China’s financial system is getting significantly more vulnerable due to high leverage, according to central bank governor Zhou Xiaochuan, who also flagged the need for deeper reforms in the world’s second-biggest economy.
Latent risks are accumulating, including some that are “hidden, complex, sudden, contagious and hazardous,” even as the overall health of the financial system remains good, Zhou wrote in a lengthy article published on the People’s Bank of China’s website late Saturday.
The nation should toughen regulation and let markets serve the real economy better, according to Zhou. The government should also open up financial markets by relaxing capital controls and reducing restrictions on non-Chinese financial institutions that want to operate on the mainland, he wrote.
“High leverage is the ultimate origin of macro financial vulnerability,” wrote Zhou, 69, who is widely expected to retire soon after a record 15-year tenure.

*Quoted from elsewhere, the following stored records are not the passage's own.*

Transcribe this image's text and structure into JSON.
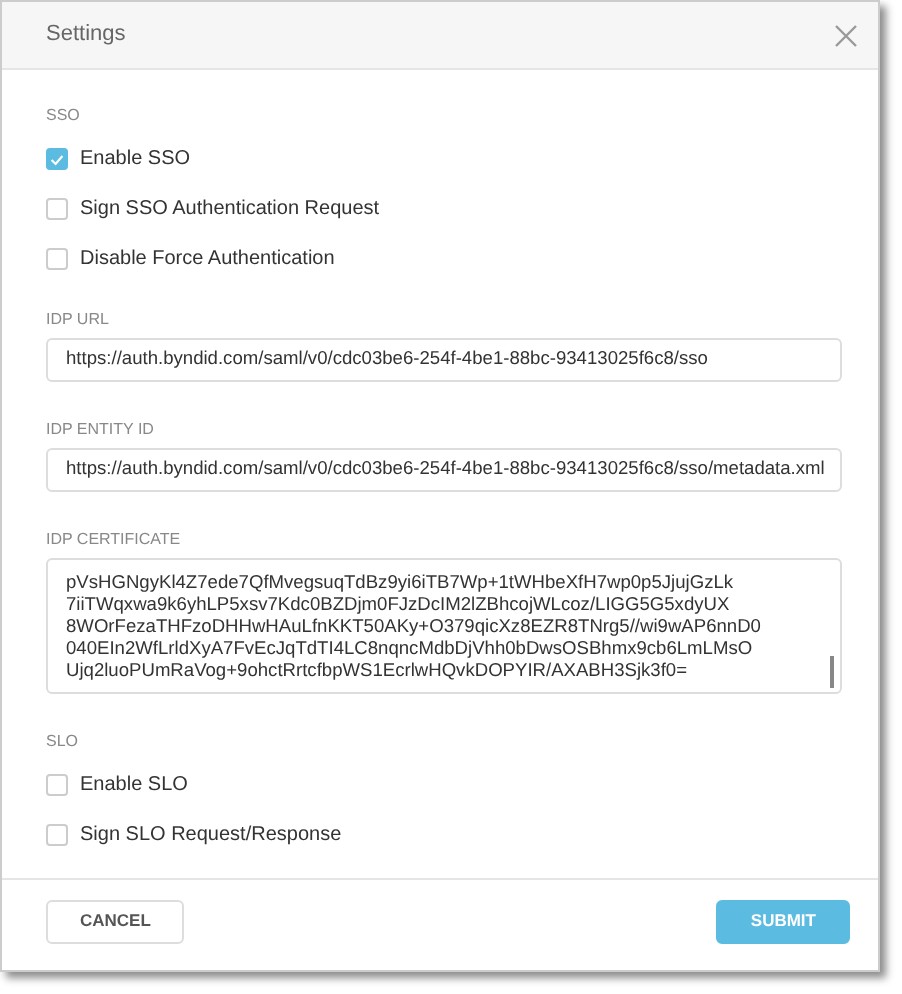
{
  "window": {
    "title": "Settings"
  },
  "sections": [
    {
      "kind": "checks",
      "label": "SSO",
      "items": [
        {
          "label": "Enable SSO",
          "checked": true
        },
        {
          "label": "Sign SSO Authentication Request",
          "checked": false
        },
        {
          "label": "Disable Force Authentication",
          "checked": false
        }
      ]
    },
    {
      "kind": "input",
      "label": "IDP URL",
      "value": "https://auth.byndid.com/saml/v0/cdc03be6-254f-4be1-88bc-93413025f6c8/sso"
    },
    {
      "kind": "input",
      "label": "IDP ENTITY ID",
      "value": "https://auth.byndid.com/saml/v0/cdc03be6-254f-4be1-88bc-93413025f6c8/sso/metadata.xml"
    },
    {
      "kind": "textarea",
      "label": "IDP CERTIFICATE",
      "lines": [
        "pVsHGNgyKl4Z7ede7QfMvegsuqTdBz9yi6iTB7Wp+1tWHbeXfH7wp0p5JjujGzLk",
        "7iiTWqxwa9k6yhLP5xsv7Kdc0BZDjm0FJzDcIM2lZBhcojWLcoz/LIGG5G5xdyUX",
        "8WOrFezaTHFzoDHHwHAuLfnKKT50AKy+O379qicXz8EZR8TNrg5//wi9wAP6nnD0",
        "040EIn2WfLrldXyA7FvEcJqTdTI4LC8nqncMdbDjVhh0bDwsOSBhmx9cb6LmLMsO",
        "Ujq2luoPUmRaVog+9ohctRrtcfbpWS1EcrlwHQvkDOPYIR/AXABH3Sjk3f0="
      ]
    },
    {
      "kind": "checks",
      "label": "SLO",
      "items": [
        {
          "label": "Enable SLO",
          "checked": false
        },
        {
          "label": "Sign SLO Request/Response",
          "checked": false
        }
      ]
    }
  ],
  "buttons": [
    {
      "label": "CANCEL",
      "kind": "secondary"
    },
    {
      "label": "SUBMIT",
      "kind": "primary"
    }
  ]
}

“In sectors of the real economy, this is reflected as excessive debt, and in the financial system, this is reflected as credit that has been expanding too quickly.”
Zhou’s comments are the latest in a series of blunt warnings, and signal that policy makers remain committed to a campaign to reduce borrowing levels across the economy. Concern that regulators may intensify the deleveraging drive after the twice-a-decade Communist Party Congress has helped push yields on 10-year government bonds to a three-year high.
Still, measures of credit continue to show expansion, with aggregate financing surging to a six-month high of 1.82 trillion yuan ($360 billion) in September.
China’s corporate debt surged to 159 per cent of the economy in 2016, compared with 104 per cent 10 years ago, while overall borrowing climbed to 260 per cent.
Zhou’s article was included in a book that was published recently to help the public and party members to better comprehend the spirit of the 19th Party Congress, according to the official Xinhua news agency and information on the PBOC’s website.
Among other notable claims in the paper, Zhou said that some high-risk activities are creating market bubbles under the cover of “financial innovation” and he also accused some internet companies that claim to help people access finance of being Ponzi schemes.